The U.S. National Oceanic and Atmospheric Administration (NOAA) had predicted a solar storm, which would hit the Earth. A huge hole in the Sun was thought to have triggered flare blasts.
This was first reported by The Sun warning Christmas Day revellers about the imminent geomagnetic storms and the potential catastrophic impact of this event.
The Sun had reported citing NOAA that solar wind had allegedly hit the Earth's magnetic field. This had apparently triggered a somewhat powerful geomagnetic storm that could carry on for many days.
The same media outlet had warned that flare blasts from a huge hole in the Sun may leave a lot of devastation in its wake after it hits the planet Earth. These fast solar winds were timed with the winter solstice on Wednsday, The Sun's report revealed.
While the report also warned that solar storms have the power to uproot and destroy key navigation systems or cause severe power outages by destroying the national power grids, NOAA has allayed any such potential threats.
NOAA has contradicted this report by The Sun. The Editor of RT received a mail from NOAA spokeswoman Maureen O'Leary, who is being quoted here.
As told in the RT report, and to convey the exact statement, "What is correct is that G2 (Moderate) geomagnetic storm levels were observed on December 21 and G1 (Minor) geomagnetic storm levels observed on December 22," O'Leary said.
"The geomagnetic storm levels observed on December 21-22 are fairly typical levels at this time in the solar cycle AND were the result of the Earth's interaction with a coronal hole high speed stream. There are no threats (geomagnetic, solar radiation storms, or radio blackouts) underway," Maureen O'Leary further said.

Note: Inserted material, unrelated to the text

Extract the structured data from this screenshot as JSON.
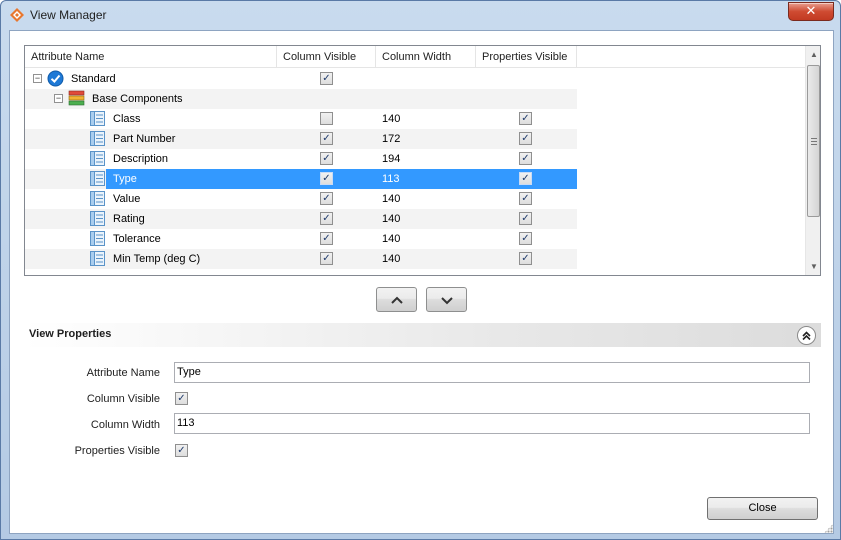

Christmas celebrations can now go on without any fear or concern about the threat of an impending disaster from geomagnetic storms.